Segment Open
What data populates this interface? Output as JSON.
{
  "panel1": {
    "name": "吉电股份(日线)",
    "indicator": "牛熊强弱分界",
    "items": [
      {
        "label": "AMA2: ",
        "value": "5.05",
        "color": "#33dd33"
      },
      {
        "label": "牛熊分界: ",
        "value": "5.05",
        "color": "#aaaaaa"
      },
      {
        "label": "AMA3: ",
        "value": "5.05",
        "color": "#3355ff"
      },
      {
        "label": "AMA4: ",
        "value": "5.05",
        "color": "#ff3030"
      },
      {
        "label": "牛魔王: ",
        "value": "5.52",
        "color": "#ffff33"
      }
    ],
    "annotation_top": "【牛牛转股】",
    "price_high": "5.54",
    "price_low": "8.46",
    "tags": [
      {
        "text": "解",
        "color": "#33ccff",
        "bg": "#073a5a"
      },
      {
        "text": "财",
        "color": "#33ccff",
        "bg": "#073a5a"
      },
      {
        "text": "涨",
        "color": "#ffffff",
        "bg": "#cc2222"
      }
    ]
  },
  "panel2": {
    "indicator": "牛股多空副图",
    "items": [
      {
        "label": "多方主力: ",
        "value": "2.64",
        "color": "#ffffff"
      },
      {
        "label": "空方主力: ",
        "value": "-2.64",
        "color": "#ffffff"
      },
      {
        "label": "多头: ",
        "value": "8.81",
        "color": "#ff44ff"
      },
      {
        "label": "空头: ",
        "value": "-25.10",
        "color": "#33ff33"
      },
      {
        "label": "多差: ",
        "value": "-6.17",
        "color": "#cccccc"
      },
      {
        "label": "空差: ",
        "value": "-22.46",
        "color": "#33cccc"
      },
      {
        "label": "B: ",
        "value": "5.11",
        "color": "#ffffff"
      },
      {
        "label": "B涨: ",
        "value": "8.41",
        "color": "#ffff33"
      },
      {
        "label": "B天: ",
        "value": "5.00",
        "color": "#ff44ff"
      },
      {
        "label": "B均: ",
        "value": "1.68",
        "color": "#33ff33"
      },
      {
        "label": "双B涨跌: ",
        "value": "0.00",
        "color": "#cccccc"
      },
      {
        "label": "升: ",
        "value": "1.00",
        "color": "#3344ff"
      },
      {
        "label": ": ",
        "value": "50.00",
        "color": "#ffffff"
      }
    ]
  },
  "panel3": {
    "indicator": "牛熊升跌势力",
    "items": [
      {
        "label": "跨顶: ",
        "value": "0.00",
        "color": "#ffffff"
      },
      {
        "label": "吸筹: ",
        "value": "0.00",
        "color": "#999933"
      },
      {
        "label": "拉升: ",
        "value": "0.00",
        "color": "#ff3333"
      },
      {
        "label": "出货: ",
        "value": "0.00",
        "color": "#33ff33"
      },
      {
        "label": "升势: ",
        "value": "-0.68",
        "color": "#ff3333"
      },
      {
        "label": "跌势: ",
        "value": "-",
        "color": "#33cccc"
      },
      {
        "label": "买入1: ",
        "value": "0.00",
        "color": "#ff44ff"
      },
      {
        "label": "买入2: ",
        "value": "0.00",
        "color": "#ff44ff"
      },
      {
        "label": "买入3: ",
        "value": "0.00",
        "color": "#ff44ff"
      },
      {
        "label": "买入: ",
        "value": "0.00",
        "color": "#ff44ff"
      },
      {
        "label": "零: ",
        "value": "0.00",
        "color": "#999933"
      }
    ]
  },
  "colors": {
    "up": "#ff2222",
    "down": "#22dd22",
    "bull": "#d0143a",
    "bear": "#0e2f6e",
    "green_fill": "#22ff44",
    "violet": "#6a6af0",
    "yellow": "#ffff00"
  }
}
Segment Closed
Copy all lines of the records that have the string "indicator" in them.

    "indicator": "牛熊强弱分界",
    "indicator": "牛股多空副图",
    "indicator": "牛熊升跌势力",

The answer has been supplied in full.